- Museum of the Battle of Normandy, Boulevard Fabian Ware, Bayeux, France
- +33 (0)2 31 51 46 90.
The Memorial Museum of the Battle of Normandy in Bayeux relates how the Allies fought the Germans during the first ten weeks after D-Day. A wide range of vehicles, uniforms and military equipment gives visitors an impression of the everyday life of soldiers and civilians during that crucial period.
The Memorial Museum of the battle of Normandy is located next to the British military cemetery in Bayeux. The museum shows, step by step, how the Allies battled the German forces for ten weeks, from the Allied landings on D-Day until the withdrawal of the Wehrmacht beyond the River Seine. The museum provides a 2.000 square meters space where the military actions and the soldiers’ and civilians’ everyday life during the battle are illustrated by mannequins, pictures, weaponry and other means. In addition to the armour displayed outside, a vast hall houses vehicles and pieces of ordnance, as well as a diorama evoking the decisive struggle in the Falaise pocket. An archive film recounts the battle in both French and English.

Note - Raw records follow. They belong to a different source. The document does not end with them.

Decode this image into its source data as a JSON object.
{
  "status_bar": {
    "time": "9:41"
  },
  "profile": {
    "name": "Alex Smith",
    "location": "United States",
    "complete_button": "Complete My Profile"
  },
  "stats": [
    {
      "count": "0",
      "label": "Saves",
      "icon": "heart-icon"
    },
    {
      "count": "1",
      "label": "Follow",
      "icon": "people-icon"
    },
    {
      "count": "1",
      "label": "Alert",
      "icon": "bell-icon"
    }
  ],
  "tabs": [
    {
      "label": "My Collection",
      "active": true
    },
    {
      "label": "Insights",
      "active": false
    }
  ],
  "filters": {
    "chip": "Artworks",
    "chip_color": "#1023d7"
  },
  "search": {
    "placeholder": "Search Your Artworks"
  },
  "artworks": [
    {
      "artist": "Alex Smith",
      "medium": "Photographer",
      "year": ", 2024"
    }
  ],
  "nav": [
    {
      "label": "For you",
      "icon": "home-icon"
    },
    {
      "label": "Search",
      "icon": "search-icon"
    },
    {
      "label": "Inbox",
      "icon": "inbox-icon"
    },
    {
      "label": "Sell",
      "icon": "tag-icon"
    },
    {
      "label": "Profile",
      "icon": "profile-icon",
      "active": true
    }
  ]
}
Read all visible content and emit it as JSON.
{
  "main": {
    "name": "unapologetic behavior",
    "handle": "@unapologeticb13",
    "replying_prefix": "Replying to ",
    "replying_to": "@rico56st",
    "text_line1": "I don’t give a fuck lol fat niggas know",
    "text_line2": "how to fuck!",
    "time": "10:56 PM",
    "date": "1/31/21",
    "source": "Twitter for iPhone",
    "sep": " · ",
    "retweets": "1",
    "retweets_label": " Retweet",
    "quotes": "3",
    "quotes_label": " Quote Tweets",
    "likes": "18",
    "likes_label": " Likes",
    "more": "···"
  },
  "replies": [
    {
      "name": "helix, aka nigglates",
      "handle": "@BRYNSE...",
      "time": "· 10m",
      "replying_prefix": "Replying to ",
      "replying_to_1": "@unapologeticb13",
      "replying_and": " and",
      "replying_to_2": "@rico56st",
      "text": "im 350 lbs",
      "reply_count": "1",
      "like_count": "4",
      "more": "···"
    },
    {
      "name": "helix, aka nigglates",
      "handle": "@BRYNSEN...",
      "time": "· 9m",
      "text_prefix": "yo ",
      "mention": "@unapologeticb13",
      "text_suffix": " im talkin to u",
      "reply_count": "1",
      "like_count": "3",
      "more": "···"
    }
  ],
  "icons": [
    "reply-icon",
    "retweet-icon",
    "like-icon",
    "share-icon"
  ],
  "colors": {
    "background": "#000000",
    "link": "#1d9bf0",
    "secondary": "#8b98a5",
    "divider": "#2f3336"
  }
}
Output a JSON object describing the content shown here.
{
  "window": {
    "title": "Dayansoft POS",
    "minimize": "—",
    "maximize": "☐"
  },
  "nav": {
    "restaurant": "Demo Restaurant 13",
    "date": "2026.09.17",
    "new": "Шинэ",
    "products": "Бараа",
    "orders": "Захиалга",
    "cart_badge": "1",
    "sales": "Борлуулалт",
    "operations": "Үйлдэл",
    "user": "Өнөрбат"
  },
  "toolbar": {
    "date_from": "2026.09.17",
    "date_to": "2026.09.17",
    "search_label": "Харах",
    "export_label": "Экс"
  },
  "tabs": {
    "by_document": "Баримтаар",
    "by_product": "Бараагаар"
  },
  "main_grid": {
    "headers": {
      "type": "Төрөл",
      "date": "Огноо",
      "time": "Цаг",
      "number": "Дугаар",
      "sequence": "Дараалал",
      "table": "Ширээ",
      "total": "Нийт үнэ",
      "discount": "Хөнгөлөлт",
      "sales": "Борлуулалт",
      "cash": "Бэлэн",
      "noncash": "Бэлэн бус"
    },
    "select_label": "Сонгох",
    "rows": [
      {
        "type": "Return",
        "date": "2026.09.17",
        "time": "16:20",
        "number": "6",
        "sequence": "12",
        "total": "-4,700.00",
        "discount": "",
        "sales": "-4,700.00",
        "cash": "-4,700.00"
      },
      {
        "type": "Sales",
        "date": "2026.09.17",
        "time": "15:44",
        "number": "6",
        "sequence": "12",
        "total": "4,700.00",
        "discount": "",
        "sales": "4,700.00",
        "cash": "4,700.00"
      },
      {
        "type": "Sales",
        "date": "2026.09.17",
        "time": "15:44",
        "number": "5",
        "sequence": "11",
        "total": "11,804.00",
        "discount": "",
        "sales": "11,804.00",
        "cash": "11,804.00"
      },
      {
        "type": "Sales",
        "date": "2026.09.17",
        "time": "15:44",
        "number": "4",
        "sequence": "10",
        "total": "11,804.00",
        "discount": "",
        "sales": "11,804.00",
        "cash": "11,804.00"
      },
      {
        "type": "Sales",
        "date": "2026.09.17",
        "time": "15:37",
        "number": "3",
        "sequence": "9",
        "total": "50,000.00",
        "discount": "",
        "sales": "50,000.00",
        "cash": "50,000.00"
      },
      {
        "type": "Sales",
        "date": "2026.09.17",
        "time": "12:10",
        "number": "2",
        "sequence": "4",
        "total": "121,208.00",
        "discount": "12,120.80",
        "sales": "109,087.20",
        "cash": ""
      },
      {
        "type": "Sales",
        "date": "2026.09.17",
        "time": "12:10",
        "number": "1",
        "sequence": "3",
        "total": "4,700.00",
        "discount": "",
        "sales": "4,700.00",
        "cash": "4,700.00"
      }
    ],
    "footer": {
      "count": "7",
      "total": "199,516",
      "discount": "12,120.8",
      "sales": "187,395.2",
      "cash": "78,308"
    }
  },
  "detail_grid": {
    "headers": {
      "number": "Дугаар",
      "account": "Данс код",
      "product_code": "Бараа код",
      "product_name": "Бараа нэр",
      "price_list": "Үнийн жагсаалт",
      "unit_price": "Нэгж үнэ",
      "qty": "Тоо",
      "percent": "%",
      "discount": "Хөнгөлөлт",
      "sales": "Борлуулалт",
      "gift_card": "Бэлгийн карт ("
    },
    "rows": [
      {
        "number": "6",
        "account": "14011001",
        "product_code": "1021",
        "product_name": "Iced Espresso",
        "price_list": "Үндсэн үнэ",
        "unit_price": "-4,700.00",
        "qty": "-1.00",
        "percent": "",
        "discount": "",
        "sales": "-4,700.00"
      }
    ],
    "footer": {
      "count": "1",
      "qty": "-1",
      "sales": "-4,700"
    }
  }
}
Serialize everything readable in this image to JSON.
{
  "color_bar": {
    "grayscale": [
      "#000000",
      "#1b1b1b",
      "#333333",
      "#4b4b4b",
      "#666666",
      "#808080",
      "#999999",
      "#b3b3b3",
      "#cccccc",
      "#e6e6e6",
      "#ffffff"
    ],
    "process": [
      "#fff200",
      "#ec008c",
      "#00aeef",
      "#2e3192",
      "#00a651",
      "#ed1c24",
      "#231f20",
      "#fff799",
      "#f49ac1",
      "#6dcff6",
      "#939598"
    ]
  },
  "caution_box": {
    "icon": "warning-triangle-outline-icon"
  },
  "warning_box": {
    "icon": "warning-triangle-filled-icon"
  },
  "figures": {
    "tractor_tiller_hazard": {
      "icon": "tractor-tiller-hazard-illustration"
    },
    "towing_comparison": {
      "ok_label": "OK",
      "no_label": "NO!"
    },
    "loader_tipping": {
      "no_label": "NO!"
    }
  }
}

The permanent exhibition is not limited to the armed confrontations, but also deals with aspects of a military campaign that are often ignored: the feeding of the troops, the care for the wounded, logistics, communication, engineering and so on. The significant role played by the Allied air forces is not forgotten either.
Bayeux was the first city in France that was liberated. Therefore the museum also recalls the highly symbolic visit of general Charles de Gaulle a few days after the landings. His enthusiastic reception by the population of Bayeux led the Allies (and specially U.S. president F.D. Roosevelt) to recognize him as the only legitimate leader of France.
Fought between the iconic landings on 6 June 1944 and the liberation of Paris on 25 August, the Battle of Normandy is often overlooked. Yet this campaign decided the course of the war in Northwestern Europe. The losses were huge: more than 100.000 people were killed during the 80 days, 20.000 of them civilians.
The Memorial Museum of the Battle of Normandy in Bayeux relates how the Allies fought the Germans during the first ten weeks after D-Day. A wide range of vehicles, uniforms and military equipment gives visitors an impression of the everyday
Edouard Gérard managed to reach Britain after the German invasion of his home country of Belgium. He joined the Belgian army in Britain and took part in the invasion of Normandy where he died at the age of 20. He was the first Belgian soldier to die in the Battle of Normandy.
The Memorial Museum of Civilians at War in Falaise opened in 2016 and covers over 1,000 m² of exhibition. Each of the three floors focuses on a different theme: Occupation, Liberation and Reconstruction. The museum is dedicated to both the life and survival of civilians during WWII. Testimonies of survivors and a collection of objects and archives are presented.